Your job search, career, and life will take off when you learn to connect to the real needs and desires of the people you are servicing, and stop trying to assume you know what they want. Because issues that are very exciting and important to you may be totally erroneous and unimportant or uninteresting to your employer or potential employer, you have the obligation to yourself and to them to identify and understand what issues, needs, desires, and wants they are really motivated by and connect with them on that basis. If you do that and only that, your career will improve because you’ll be totally in sync with where people are coming from.
Use emotion to connect with others. Establishing a strong connection with others forges a bond that can profoundly impact your career. Connect with everyone around you in your business and personal lives rather than assuming that you know what they want, and you will see both your life and career take off.
About Harrison Barnes
Harrison Barnes is the Founder of BCG Attorney Search and a successful legal recruiter himself. Harrison is extremely committed to and passionate about the profession of legal placement. His firm BCG Attorney Search has placed thousands of attorneys. BCG Attorney Search works with attorneys to dramatically improve their careers by leaving no stone unturned in a search and bringing out the very best in them. Harrison has placed the leaders of the nation’s top law firms, and countless associates who have gone on to lead the nation’s top law firms. There are very few firms Harrison has not made placements with. Harrison’s writings about attorney careers and placements attract millions of reads each year. He coaches and consults with law firms about how to dramatically improve their recruiting and retention efforts. His company LawCrossing has been ranked on the Inc. 500 twice. For more information, please visit Harrison Barnes’ bio.
About BCG Attorney Search

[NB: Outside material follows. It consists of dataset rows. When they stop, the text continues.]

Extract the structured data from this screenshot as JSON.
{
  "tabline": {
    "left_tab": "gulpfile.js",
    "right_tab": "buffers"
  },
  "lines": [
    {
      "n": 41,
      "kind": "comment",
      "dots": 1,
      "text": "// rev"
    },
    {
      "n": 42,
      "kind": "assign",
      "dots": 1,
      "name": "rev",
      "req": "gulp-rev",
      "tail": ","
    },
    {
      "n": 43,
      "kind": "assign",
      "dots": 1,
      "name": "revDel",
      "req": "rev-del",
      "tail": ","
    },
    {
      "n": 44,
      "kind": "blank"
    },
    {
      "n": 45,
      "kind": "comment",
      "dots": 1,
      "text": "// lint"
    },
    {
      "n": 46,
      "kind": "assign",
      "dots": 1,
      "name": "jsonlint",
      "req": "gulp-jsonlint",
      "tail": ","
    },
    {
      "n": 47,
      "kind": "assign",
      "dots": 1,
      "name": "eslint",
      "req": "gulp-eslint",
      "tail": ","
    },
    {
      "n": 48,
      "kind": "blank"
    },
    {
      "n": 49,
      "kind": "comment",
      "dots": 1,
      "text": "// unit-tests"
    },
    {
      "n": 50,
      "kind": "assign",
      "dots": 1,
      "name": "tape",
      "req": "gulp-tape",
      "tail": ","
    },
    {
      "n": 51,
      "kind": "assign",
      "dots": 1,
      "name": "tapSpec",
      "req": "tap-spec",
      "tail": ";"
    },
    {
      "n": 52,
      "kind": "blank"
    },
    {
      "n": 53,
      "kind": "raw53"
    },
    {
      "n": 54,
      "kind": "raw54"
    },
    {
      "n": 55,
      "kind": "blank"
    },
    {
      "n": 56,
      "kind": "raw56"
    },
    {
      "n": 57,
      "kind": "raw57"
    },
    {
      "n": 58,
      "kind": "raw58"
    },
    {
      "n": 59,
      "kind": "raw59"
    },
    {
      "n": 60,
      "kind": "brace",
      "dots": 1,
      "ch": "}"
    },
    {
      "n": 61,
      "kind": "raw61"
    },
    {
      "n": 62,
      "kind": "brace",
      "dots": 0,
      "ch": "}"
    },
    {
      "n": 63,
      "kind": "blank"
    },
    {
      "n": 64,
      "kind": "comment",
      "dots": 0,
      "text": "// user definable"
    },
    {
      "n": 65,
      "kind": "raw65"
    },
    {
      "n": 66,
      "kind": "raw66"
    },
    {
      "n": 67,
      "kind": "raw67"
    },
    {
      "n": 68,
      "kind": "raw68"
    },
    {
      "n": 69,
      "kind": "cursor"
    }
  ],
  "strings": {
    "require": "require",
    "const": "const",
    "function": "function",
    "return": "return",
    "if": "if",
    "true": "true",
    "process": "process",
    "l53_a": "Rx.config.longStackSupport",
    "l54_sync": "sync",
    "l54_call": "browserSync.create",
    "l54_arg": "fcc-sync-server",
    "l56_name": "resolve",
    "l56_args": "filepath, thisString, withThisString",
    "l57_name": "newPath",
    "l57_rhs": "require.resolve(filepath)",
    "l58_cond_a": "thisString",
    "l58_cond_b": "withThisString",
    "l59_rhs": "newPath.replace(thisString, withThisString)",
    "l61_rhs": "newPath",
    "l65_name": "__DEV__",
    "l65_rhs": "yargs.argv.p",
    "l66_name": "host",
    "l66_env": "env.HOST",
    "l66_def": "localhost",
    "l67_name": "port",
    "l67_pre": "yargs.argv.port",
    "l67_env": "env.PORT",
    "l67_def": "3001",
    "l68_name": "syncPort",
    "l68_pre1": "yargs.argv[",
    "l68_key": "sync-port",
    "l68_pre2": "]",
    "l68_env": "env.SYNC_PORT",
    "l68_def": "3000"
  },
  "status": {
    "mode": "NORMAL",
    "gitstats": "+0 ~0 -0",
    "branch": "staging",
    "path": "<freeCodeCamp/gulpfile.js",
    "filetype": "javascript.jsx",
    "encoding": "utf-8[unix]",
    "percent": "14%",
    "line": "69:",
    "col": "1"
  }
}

BCG Attorney Search matches attorneys and law firms with unparalleled expertise and drive that gets results. Known globally for its success in locating and placing attorneys in law firms of all sizes, BCG Attorney Search has placed thousands of attorneys in law firms in thousands of different law firms around the country. Unlike other legal placement firms, BCG Attorney Search brings massive resources of over 150 employees to its placement efforts locating positions and opportunities that its competitors simply cannot. Every legal recruiter at BCG Attorney Search is a former successful attorney who attended a top law school, worked in top law firms and brought massive drive and commitment to their work. BCG Attorney Search legal recruiters take your legal career seriously and understand attorneys. For more information, please visit www.BCGSearch.com.